Millions of years ago, in what is now Girraween National Park, an overhanging rock wall collapsed, burying a section of Bald Rock Creek under tonnes of rubble. Where the water flows beneath the rockfall, it’s known as Underground Creek.

Massive granite boulders lie where they fell, some wedged above the creek and others balanced in the most precarious of positions.

We’re dwarfed by the enormous curved wall of granite left behind after the collapse.

The tannin stained water of Underground Creek is heard but not seen for several hundred metres. Finally it rushes out from beneath the tumbled granite and continues on its way through the park.

So when is a creek not a creek? Perhaps when it flows in unexpected places.

#7 At the Station

I’m joining Becky in her February Square Photo Challenge over at The Life of B. The rules of the challenge are simple: most photos must be square and fit the theme word Odd, referencing one of these definitions: different to what is usual or expected, or strange; a number of items, with one left over as a remainder when divided by two; happening or occurring infrequently and irregularly, or occasionally; separated from a usual pair or set and therefore out of place or mismatched. Look for #SquareOdds.

While we didn’t travel as much as usual in 2021, we were fortunate to enjoy several holidays in our home state of Queensland and one short trip over the border in New South Wales. Join me this month in a retrospective look at the very odd year of 2021. 

Wallangarra QLD, February 2021

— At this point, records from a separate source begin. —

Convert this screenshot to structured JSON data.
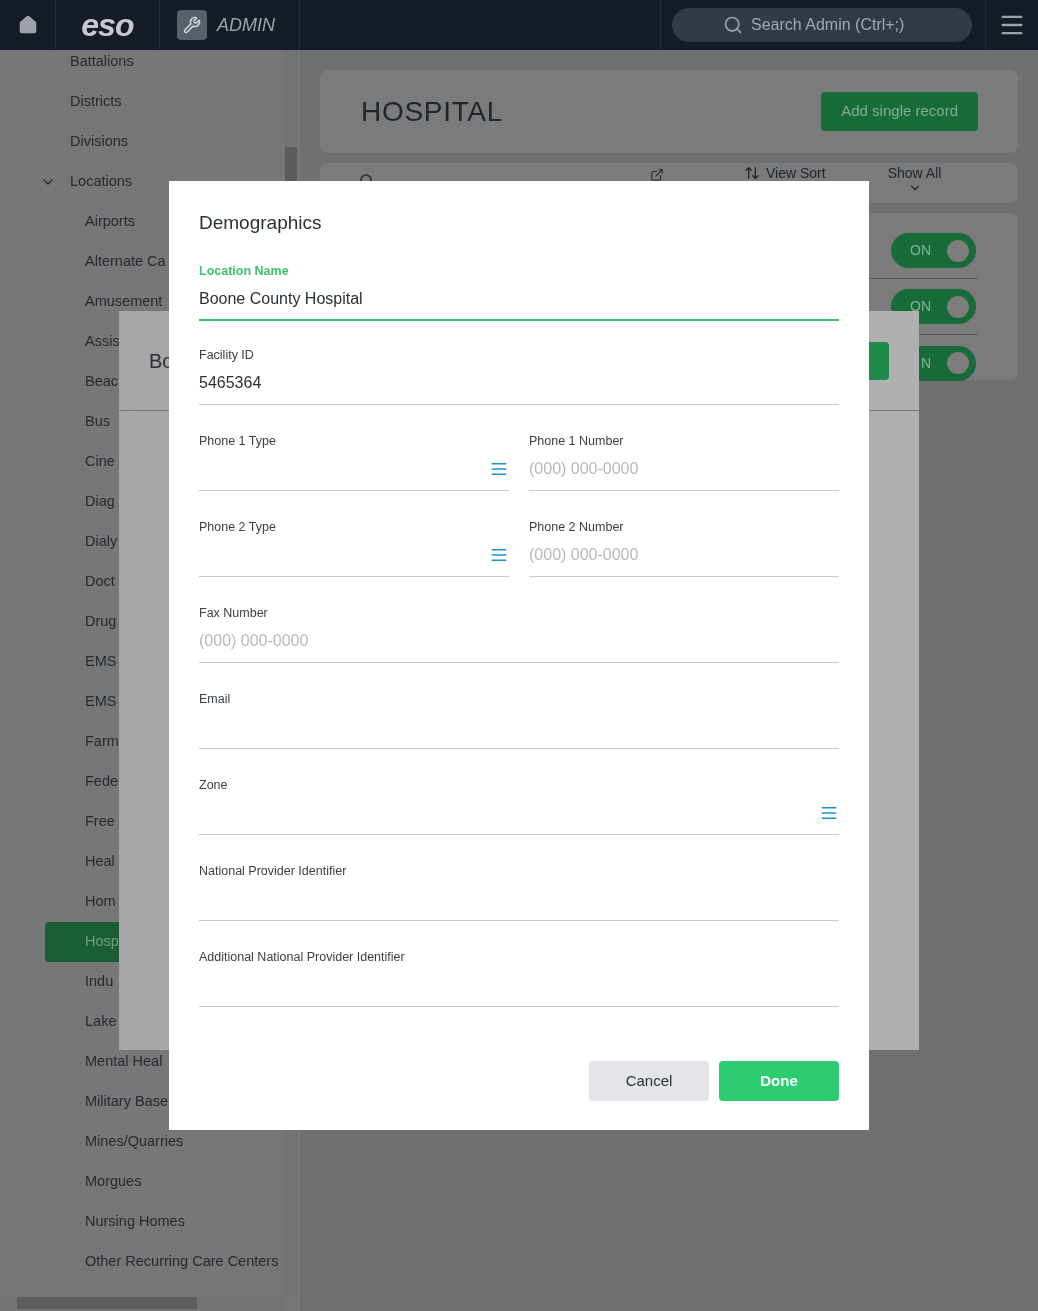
{
  "header": {
    "logo": "eso",
    "app_label": "ADMIN",
    "search": {
      "placeholder": "Search Admin (Ctrl+;)"
    }
  },
  "sidebar": {
    "items": [
      {
        "label": "Battalions",
        "selected": false
      },
      {
        "label": "Districts",
        "selected": false
      },
      {
        "label": "Divisions",
        "selected": false
      },
      {
        "label": "Locations",
        "selected": false,
        "expanded": true,
        "children": [
          {
            "label": "Airports",
            "selected": false
          },
          {
            "label": "Alternate Ca",
            "selected": false
          },
          {
            "label": "Amusement",
            "selected": false
          },
          {
            "label": "Assis",
            "selected": false
          },
          {
            "label": "Beac",
            "selected": false
          },
          {
            "label": "Bus",
            "selected": false
          },
          {
            "label": "Cine",
            "selected": false
          },
          {
            "label": "Diag",
            "selected": false
          },
          {
            "label": "Dialy",
            "selected": false
          },
          {
            "label": "Doct",
            "selected": false
          },
          {
            "label": "Drug",
            "selected": false
          },
          {
            "label": "EMS",
            "selected": false
          },
          {
            "label": "EMS",
            "selected": false
          },
          {
            "label": "Farm",
            "selected": false
          },
          {
            "label": "Fede",
            "selected": false
          },
          {
            "label": "Free",
            "selected": false
          },
          {
            "label": "Heal",
            "selected": false
          },
          {
            "label": "Hom",
            "selected": false
          },
          {
            "label": "Hosp",
            "selected": true
          },
          {
            "label": "Indu",
            "selected": false
          },
          {
            "label": "Lake",
            "selected": false
          },
          {
            "label": "Mental Heal",
            "selected": false
          },
          {
            "label": "Military Base",
            "selected": false
          },
          {
            "label": "Mines/Quarries",
            "selected": false
          },
          {
            "label": "Morgues",
            "selected": false
          },
          {
            "label": "Nursing Homes",
            "selected": false
          },
          {
            "label": "Other Recurring Care Centers",
            "selected": false
          }
        ]
      }
    ]
  },
  "page": {
    "title": "HOSPITAL",
    "add_button": "Add single record",
    "toolbar": {
      "view_sort": "View Sort",
      "show_all": "Show All"
    },
    "toggles": [
      {
        "label": "ON",
        "on": true
      },
      {
        "label": "ON",
        "on": true
      },
      {
        "label": "N",
        "on": true
      }
    ]
  },
  "background_dialog": {
    "title": "Bo"
  },
  "dialog": {
    "title": "Demographics",
    "rows": [
      [
        {
          "label": "Location Name",
          "kind": "text",
          "value": "Boone County Hospital",
          "focused": true
        }
      ],
      [
        {
          "label": "Facility ID",
          "kind": "text",
          "value": "5465364",
          "focused": false
        }
      ],
      [
        {
          "label": "Phone 1 Type",
          "kind": "select",
          "focused": false
        },
        {
          "label": "Phone 1 Number",
          "kind": "text",
          "placeholder": "(000) 000-0000",
          "focused": false
        }
      ],
      [
        {
          "label": "Phone 2 Type",
          "kind": "select",
          "focused": false
        },
        {
          "label": "Phone 2 Number",
          "kind": "text",
          "placeholder": "(000) 000-0000",
          "focused": false
        }
      ],
      [
        {
          "label": "Fax Number",
          "kind": "text",
          "placeholder": "(000) 000-0000",
          "focused": false
        }
      ],
      [
        {
          "label": "Email",
          "kind": "text",
          "focused": false
        }
      ],
      [
        {
          "label": "Zone",
          "kind": "select",
          "focused": false
        }
      ],
      [
        {
          "label": "National Provider Identifier",
          "kind": "text",
          "focused": false
        }
      ],
      [
        {
          "label": "Additional National Provider Identifier",
          "kind": "text",
          "focused": false
        }
      ]
    ],
    "buttons": {
      "cancel": "Cancel",
      "done": "Done"
    }
  }
}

At first glance the railway station at Wallangarra, with its 19th century architecture and its red and cream paintwork, looks like any other country train station in Australia.

A closer inspection reveals some unconventional characteristics which make this station unique. While it’s not unusual for a station to have a platform on either side, at Wallangarra they have different roof styles.

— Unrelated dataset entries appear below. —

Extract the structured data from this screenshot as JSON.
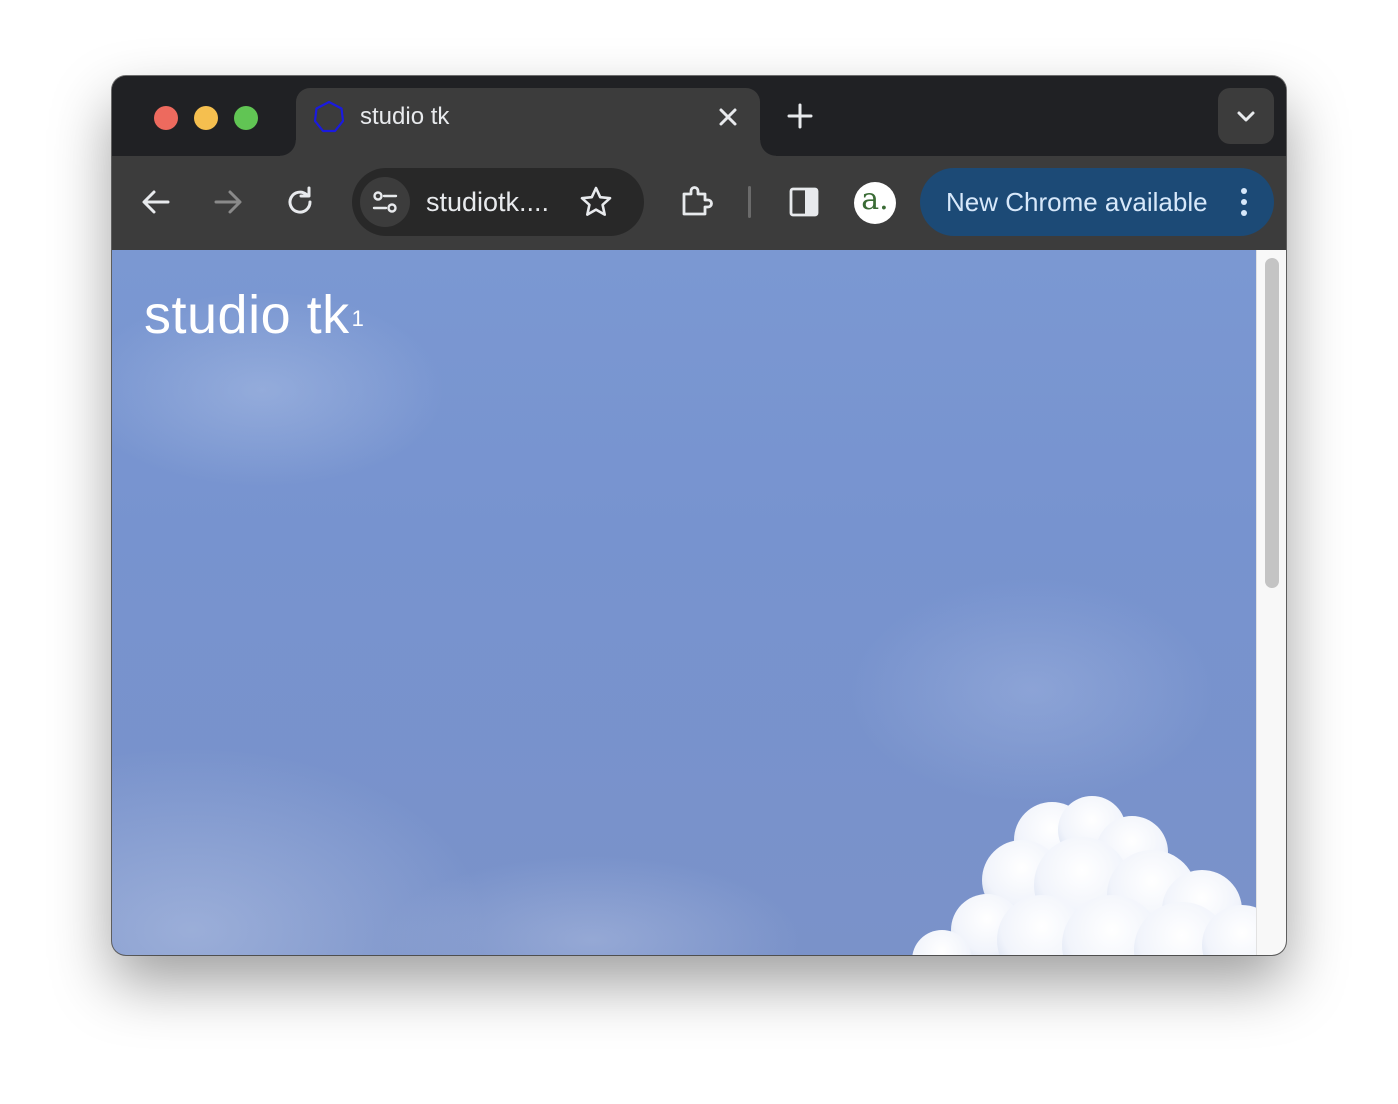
{
  "tab": {
    "title": "studio tk"
  },
  "toolbar": {
    "url": "studiotk....",
    "update_label": "New Chrome available",
    "profile_letter": "a."
  },
  "page": {
    "title": "studio tk",
    "title_sup": "1"
  },
  "colors": {
    "favicon": "#1a1adf",
    "update_pill": "#1c4a76",
    "sky": "#7793cf"
  },
  "icons": {
    "favicon": "hexagon-outline",
    "back": "arrow-left",
    "forward": "arrow-right",
    "reload": "reload",
    "site_info": "tune-sliders",
    "bookmark": "star-outline",
    "extensions": "puzzle-piece",
    "side_panel": "side-panel",
    "menu": "three-dots-vertical"
  }
}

The reason for this peculiar design goes back to the days before Federation, when there were six separate British colonies. Each was self-governed, with its own laws and taxes. Each had its own railway gauge and even the postage stamps were different.

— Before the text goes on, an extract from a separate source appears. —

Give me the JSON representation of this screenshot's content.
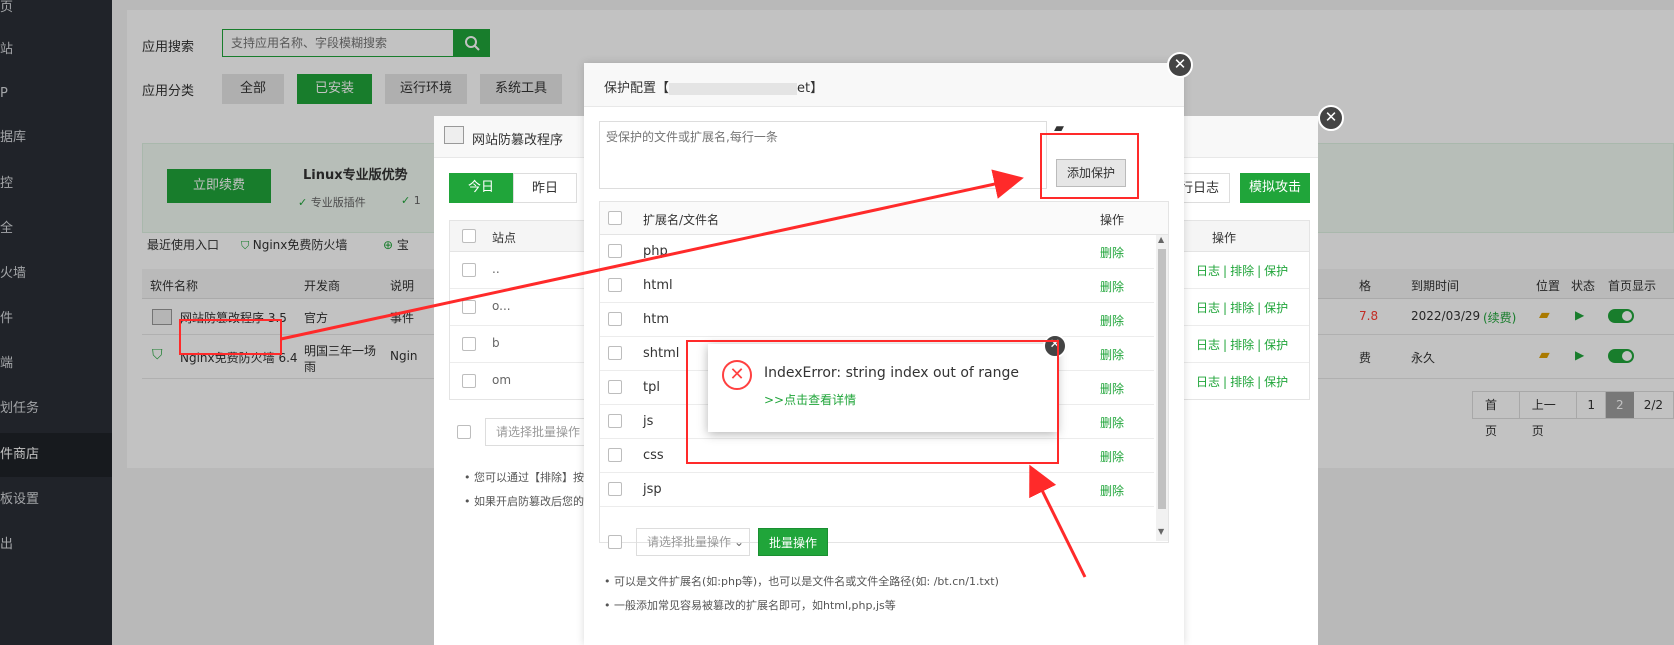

Located on the Queensland/New South Wales border, the station at Wallangarra catered for trains from both colonies. Plaques on the platform tell the story.

When the building was constructed, the standard design for Queensland train station platforms was a curved bull nose roof while in New South Wales all the platforms had skillion roofs. The border between the two colonies bisected the platform so Wallangarra Railway Station was given one of each.

On the New South Wales side the wider gauge track heads south towards Tenterfield,

while the narrow gauge on the Queensland side marks the start of the journey to Brisbane.

A  national standard gauge track was introduced in the 1920s and a new railway line linking Kyogle in New South Wales to Brisbane in Queensland was built. While the Wallangarra line was no longer needed for interstate travel, the station was a vital transport link in the defence of Australia during World War Two.

The railway to Wallangarra continued to be used for freight services until the New South Wales line closed in 1988 and the Queensland line closed in 2007.

Today the heritage listed station houses a small museum and a café in the Railway Refreshment Rooms, with tables on both platforms. A traditional morning tea of fruit scones with jam and cream is too good to resist. The only question is, where will we eat it – in Queensland or in New South Wales?